Another Charleston homegrown business, this one started in owner Carrie Morey mother’s kichen when mom Callie White was building her wildly successful catering business twenty years ago. Carrie picked up the rolling pin and the recipes where her mother left off and has grown the business into a nationally distributed brand. Still, the buttery, flaky southern staples, each and every one of them, taste as if they were just mixed and cut in the kitchen next door. The brand list now includes a seven-fold product line; my personal favorites include the impossibly chunky and simply authentic pimento cheese and bacon and cocktail ham biscuits. But, why stop there? Just in time for the holidays, Callie’s has packaged a Christmas Kit ‘n Caboodle bundle which includes both of the aforementioned treats, cheese and chive biscuits and Fat  & Juicy Bloody Mary Mix – all you really need to get through your holiday entertaining and early morning Christmas Day munchies for $79.95. This nifty package and all other products are available to order now at calliesbiscuits.com.
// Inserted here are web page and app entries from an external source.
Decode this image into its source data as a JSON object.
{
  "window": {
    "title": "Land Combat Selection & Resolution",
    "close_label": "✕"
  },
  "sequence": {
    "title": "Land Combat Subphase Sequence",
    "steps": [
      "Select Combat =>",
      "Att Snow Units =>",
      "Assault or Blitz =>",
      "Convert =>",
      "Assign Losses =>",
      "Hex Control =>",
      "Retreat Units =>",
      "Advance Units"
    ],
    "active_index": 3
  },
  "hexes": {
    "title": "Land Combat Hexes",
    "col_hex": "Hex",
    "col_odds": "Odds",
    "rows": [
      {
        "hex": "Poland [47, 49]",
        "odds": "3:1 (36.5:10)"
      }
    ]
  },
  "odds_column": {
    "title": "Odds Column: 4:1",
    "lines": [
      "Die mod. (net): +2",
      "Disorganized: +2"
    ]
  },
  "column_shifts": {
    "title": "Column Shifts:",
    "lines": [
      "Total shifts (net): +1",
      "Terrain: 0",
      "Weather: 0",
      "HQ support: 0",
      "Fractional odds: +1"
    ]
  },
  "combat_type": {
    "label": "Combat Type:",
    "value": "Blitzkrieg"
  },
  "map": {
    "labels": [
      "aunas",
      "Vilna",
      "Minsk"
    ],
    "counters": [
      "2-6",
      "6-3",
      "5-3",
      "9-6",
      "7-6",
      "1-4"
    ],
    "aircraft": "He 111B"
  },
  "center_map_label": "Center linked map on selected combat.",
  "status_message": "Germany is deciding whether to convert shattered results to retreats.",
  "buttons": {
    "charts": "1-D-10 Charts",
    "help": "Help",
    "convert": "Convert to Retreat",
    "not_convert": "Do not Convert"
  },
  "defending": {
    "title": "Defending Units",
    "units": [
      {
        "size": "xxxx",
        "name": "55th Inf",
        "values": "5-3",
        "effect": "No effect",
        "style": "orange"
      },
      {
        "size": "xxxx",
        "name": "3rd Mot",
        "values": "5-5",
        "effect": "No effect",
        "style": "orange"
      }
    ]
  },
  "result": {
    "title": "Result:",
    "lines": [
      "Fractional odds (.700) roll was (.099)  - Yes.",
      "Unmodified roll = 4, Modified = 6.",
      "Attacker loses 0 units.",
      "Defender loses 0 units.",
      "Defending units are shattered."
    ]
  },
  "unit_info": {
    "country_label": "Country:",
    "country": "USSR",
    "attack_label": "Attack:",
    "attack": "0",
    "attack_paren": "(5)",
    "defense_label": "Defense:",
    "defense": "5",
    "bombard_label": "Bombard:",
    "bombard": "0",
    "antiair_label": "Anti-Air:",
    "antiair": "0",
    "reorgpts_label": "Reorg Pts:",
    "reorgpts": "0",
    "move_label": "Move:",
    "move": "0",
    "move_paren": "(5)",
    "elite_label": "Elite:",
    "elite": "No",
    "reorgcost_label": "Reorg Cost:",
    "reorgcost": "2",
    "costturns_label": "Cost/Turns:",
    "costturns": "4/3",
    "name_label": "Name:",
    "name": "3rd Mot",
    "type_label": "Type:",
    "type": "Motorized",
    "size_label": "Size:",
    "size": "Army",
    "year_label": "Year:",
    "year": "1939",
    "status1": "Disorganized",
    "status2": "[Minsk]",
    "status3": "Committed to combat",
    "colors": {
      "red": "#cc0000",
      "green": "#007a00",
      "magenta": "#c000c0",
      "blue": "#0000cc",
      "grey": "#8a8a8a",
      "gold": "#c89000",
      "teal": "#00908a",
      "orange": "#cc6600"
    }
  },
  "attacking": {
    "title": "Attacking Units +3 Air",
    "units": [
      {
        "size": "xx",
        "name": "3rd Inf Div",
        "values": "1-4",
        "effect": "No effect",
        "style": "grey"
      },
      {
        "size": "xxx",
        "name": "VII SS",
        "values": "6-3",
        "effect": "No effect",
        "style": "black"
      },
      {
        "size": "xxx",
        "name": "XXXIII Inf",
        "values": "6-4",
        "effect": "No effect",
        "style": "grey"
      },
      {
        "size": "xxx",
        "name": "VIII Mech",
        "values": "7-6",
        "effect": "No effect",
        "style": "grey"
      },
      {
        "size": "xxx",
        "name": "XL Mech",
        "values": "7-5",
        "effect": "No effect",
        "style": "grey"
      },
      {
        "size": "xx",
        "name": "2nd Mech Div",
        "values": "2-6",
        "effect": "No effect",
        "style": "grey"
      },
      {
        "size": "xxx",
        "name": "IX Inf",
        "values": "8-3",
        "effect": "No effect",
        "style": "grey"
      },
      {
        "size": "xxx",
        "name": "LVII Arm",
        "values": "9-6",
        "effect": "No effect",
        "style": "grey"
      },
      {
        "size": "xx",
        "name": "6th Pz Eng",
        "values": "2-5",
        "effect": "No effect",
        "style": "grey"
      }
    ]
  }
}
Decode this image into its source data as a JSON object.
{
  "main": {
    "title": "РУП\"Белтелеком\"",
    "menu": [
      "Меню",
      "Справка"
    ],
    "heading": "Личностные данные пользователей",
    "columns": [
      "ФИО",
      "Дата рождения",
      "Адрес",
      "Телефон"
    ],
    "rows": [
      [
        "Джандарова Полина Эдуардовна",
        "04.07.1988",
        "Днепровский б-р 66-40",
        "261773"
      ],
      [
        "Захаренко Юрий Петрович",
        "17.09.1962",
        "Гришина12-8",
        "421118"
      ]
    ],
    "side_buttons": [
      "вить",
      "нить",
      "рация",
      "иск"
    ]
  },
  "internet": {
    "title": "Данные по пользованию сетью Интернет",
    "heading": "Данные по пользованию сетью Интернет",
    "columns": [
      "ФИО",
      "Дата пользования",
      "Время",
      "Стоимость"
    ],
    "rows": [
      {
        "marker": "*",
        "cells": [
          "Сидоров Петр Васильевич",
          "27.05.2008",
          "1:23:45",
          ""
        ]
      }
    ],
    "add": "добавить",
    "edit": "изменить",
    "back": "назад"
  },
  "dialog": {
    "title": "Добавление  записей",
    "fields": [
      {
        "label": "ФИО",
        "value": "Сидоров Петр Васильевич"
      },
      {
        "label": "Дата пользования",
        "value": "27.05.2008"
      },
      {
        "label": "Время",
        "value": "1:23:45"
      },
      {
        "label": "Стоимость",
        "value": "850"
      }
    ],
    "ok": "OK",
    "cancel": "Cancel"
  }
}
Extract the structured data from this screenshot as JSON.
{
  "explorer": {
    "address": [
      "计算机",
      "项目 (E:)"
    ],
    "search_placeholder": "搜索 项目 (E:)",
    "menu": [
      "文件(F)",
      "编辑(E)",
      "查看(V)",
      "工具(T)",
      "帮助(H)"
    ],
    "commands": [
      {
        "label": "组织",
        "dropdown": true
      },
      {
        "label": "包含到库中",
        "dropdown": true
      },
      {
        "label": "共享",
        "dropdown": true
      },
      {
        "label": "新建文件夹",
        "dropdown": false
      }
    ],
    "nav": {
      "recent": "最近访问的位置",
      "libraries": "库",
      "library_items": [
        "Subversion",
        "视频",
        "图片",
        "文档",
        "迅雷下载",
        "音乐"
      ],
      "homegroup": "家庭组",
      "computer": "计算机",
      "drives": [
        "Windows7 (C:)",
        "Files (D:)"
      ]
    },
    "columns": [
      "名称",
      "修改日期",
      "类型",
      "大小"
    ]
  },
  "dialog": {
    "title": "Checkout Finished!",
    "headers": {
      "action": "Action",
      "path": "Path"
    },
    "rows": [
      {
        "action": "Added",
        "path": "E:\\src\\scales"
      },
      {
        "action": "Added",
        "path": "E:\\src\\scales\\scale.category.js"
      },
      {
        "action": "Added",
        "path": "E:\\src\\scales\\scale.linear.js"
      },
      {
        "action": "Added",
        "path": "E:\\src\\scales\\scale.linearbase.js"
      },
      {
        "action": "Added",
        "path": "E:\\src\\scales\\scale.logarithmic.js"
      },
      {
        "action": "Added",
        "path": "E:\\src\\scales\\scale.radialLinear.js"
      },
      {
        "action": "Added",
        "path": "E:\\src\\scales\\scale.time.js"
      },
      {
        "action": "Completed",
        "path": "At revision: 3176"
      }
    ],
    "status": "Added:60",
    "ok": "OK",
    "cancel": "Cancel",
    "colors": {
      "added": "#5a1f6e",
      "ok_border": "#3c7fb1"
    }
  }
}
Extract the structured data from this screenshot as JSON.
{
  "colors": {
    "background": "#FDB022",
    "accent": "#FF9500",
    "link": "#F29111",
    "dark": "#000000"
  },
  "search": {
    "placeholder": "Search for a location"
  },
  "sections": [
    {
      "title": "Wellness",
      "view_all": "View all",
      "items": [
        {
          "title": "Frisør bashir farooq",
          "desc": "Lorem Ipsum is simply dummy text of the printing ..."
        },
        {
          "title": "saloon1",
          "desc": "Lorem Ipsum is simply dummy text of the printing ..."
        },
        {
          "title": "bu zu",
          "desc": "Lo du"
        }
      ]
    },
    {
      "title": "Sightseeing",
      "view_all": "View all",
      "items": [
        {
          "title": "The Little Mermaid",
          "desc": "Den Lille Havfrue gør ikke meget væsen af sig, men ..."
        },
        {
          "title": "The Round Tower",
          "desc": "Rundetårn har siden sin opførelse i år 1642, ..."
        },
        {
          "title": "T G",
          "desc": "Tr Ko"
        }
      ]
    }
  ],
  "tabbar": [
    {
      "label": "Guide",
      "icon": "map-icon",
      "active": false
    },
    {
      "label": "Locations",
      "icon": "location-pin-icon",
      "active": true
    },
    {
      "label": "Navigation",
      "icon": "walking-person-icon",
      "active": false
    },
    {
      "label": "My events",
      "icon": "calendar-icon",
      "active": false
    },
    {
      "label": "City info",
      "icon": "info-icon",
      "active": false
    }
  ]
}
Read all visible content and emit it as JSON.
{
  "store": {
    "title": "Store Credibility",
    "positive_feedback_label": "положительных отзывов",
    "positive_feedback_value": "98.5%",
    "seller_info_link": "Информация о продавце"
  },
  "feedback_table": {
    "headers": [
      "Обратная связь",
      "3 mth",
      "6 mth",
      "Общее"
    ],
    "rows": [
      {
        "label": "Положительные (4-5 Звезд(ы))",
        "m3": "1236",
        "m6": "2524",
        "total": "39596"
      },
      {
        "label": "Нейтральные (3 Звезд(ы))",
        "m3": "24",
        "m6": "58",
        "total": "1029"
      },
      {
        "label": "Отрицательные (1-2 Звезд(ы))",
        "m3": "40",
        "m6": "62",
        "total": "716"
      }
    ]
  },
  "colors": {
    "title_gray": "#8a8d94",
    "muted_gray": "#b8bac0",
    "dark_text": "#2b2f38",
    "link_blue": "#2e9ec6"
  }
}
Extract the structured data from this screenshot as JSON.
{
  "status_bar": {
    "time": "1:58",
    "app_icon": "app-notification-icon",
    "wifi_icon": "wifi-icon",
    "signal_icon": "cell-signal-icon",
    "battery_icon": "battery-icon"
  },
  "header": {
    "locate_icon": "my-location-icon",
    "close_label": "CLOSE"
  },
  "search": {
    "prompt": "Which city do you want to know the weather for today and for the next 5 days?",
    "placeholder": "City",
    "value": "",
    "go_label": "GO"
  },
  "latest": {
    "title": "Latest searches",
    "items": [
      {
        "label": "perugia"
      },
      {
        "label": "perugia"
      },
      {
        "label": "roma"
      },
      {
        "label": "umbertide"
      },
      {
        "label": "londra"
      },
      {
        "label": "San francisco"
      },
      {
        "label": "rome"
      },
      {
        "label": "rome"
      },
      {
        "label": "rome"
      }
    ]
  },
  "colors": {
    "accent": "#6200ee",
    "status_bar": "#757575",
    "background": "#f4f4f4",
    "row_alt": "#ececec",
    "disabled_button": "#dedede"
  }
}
Delivery dates can be set to fit your schedule.

Callie's Christmas Kit 'n Caboodle will satisfy the biscuit lover in your life in a big way - and then some.

Callie’s Christmas Kit ‘n Caboodle will satisfy the biscuit lover in your life in a big way – and then some.

Speaking of biscuits, did anyone say Big Fat Nasty?

In recent years, Charleston’s beloved Hominy Grill has reached national acclaim for its soulful, southern fare so perfectly executed in the hands of Chef/Owner and James Beard winner Robert Stehling. Of late, most seem to know “Hominy” from television and other reports on its staggering fried chicken, biscuit and gravy sandwich – The Big Fat Nasty.  But, I love it and always have loved it, for anything on the menu. Everything is astounding, whether you’re going for breakfast, lunch, dinner or the now epically popular weekend brunches. Try the vegetable plate or the shrimp and grits (the best in town, hands down) and at night, if you’re lucky, the corn pone and friend chicken will be on the menu. Chase it all with buttermilk pie or the darkest, smoothest richest chocolate pudding you’ll ever sample this side of heaven – both served with a dollop of freshly whipped cream. No visit to Charleston is complete without a visit to Hominy Grill. Why not get your loved one started with a $10 gift certificate (or buy a few!), one of HG’s signature, heavy-bottomed coffee mugs ($10.95) or a recipe book full of some of their most cherished memories ($12.95). All available now at hominygrill.com.

Hominy Grill's Recipe Book will become a staple in your HG and southern cooking fan's cookbook repetoire.

Hominy Grill’s Recipe Book will become a staple in your HG and southern cooking fan’s cookbook repetoire.

This suggested shopping list will be continued in the coming days with more ideas for your Charleston foodie’s shopping list just in time for the last safe mailing dates of the season. Until then, happy shopping, happy holidays, and remember to take the time to stop and savor Charleston’s magnificent holiday finery or a dashing, majestic winter sunset – gloriously gratis and wrapped with a big, fat, beautiful Lowcountry bow.

Bon appetit!

1 2 3 62

Latest from the Blog

  • New Covers for The French Cook Series Cookbooks

    Fresh Cookbook Faces Happily,  publisher Gibbs Smith, has decided to re-vamp the covers on all of the books in the French Cook series. The signature bright colors will remain under fresh...

Books

Upcoming Events

Charleston Wine & Food Festival Book Signing
Mar 7, 2015 2:00 pm - 2:45 pm @ William-Sonoma Tent in the Culinary Village on Marion Square, near King and Calhoun Streets, downtwon Charleston, SC

Cooking Class and Book Signing: The French Cook - Soups & Stews
May 3, 2015 1:00 pm - 3:00 pm @ Southern Season, 730 Coleman Blvd., Mt. Pleasant, SC

Never Miss a Post!

Sign up for my newsletter and never miss a post or give-away.